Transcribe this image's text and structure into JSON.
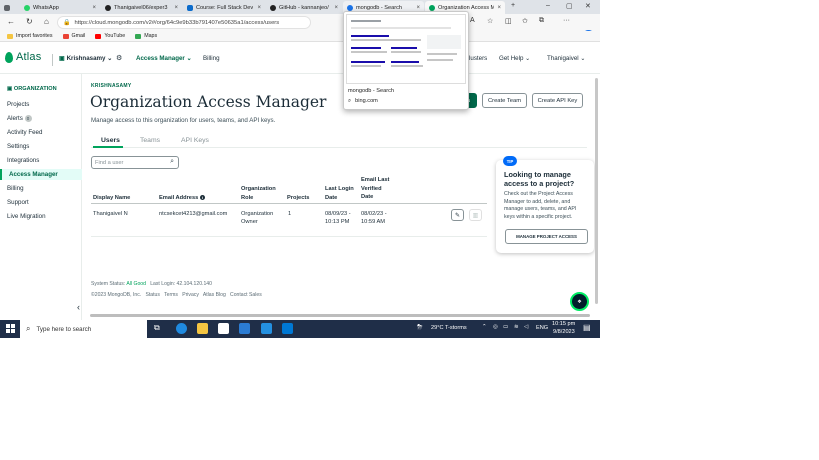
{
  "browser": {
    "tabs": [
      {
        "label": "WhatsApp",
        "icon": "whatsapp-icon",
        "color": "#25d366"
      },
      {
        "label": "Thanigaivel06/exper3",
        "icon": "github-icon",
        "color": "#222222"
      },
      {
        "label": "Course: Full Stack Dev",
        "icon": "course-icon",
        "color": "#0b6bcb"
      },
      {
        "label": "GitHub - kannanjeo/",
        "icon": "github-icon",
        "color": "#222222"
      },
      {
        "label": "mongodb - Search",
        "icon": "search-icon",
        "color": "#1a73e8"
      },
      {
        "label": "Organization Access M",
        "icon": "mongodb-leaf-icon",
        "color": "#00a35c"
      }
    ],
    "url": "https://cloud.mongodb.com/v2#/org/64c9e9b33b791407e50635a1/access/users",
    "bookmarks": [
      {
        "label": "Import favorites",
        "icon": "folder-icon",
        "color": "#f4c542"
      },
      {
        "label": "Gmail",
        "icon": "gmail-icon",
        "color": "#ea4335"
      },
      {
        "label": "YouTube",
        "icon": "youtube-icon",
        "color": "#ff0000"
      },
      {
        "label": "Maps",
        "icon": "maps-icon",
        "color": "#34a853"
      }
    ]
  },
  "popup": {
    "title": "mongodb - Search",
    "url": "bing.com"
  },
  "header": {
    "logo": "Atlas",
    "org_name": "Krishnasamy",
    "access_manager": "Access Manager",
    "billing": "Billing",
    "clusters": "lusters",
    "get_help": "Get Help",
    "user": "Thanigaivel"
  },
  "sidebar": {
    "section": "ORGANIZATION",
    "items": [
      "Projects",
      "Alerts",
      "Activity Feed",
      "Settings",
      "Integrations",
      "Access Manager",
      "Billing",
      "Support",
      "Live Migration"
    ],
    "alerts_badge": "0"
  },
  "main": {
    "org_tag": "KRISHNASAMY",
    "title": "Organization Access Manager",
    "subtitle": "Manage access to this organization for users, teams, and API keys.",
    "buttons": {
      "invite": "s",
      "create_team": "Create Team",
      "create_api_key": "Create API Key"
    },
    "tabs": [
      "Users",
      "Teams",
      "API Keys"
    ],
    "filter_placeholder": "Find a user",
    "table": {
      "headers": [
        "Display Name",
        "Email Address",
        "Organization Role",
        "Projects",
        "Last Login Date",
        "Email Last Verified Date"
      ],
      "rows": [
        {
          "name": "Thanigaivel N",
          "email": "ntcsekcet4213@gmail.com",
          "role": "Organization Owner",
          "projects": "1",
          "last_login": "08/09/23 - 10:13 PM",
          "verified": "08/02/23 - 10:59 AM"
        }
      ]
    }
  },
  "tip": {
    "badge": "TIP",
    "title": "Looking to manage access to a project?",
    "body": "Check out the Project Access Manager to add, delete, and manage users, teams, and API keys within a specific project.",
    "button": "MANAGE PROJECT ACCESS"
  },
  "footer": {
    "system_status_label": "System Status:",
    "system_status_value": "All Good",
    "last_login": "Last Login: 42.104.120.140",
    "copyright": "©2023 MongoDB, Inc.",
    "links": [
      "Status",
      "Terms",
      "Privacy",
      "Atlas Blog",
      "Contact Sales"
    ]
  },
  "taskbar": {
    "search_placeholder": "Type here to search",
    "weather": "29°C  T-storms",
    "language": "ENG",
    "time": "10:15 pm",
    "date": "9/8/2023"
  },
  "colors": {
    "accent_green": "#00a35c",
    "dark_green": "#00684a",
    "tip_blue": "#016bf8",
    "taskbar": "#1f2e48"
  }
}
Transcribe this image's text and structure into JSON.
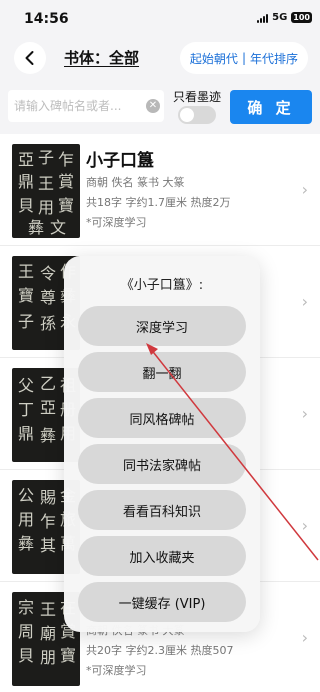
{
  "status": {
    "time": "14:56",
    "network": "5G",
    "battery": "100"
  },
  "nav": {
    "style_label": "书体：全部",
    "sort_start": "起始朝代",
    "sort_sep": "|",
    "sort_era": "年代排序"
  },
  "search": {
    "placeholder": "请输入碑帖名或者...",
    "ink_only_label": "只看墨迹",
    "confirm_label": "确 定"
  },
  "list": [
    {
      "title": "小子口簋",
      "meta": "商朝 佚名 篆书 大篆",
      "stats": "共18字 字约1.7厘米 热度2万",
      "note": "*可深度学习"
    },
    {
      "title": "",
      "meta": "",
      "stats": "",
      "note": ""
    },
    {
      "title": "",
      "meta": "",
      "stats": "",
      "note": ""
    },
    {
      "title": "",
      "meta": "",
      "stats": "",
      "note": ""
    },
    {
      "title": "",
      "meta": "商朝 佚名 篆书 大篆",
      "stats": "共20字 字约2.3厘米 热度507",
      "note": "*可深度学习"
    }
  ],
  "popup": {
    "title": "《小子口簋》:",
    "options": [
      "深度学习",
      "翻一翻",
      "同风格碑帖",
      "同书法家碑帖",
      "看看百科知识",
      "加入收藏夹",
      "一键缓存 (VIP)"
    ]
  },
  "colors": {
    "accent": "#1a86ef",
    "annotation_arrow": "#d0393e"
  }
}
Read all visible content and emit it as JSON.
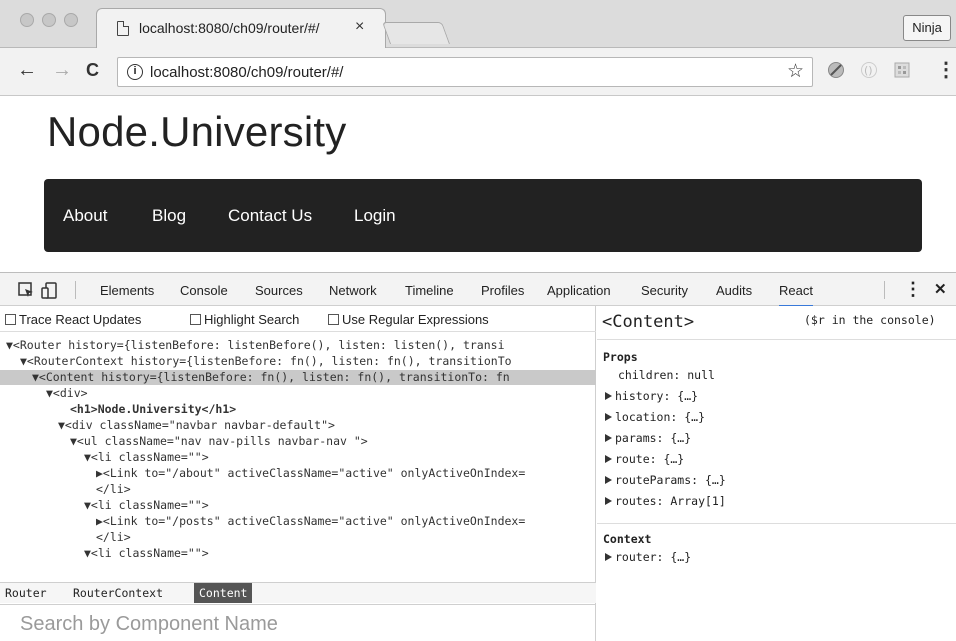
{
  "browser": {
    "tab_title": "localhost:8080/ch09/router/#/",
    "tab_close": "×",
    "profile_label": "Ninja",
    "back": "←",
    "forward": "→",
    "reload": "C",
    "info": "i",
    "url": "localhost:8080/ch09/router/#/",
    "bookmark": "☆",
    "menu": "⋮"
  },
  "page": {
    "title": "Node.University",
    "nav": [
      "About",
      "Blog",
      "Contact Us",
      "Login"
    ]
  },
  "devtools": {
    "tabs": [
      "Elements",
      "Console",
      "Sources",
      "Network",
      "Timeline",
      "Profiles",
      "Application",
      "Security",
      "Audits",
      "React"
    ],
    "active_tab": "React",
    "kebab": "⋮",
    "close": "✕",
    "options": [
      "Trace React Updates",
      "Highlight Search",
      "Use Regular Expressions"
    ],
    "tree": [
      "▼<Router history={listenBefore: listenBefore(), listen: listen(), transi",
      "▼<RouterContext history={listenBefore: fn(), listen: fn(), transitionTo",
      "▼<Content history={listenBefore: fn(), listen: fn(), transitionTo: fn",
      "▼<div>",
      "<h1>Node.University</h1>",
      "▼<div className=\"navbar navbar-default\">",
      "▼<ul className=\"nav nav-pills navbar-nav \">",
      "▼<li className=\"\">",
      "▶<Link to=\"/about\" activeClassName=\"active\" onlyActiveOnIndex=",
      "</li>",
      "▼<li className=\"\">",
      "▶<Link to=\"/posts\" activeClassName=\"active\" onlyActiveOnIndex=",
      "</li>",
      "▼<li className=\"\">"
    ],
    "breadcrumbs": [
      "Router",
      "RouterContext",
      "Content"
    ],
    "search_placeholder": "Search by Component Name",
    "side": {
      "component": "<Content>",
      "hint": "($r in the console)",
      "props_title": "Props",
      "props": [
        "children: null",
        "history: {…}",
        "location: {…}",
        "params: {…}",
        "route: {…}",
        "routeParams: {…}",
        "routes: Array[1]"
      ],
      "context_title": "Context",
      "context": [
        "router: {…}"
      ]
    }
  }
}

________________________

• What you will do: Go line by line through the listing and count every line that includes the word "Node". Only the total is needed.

• Exercise answer: 2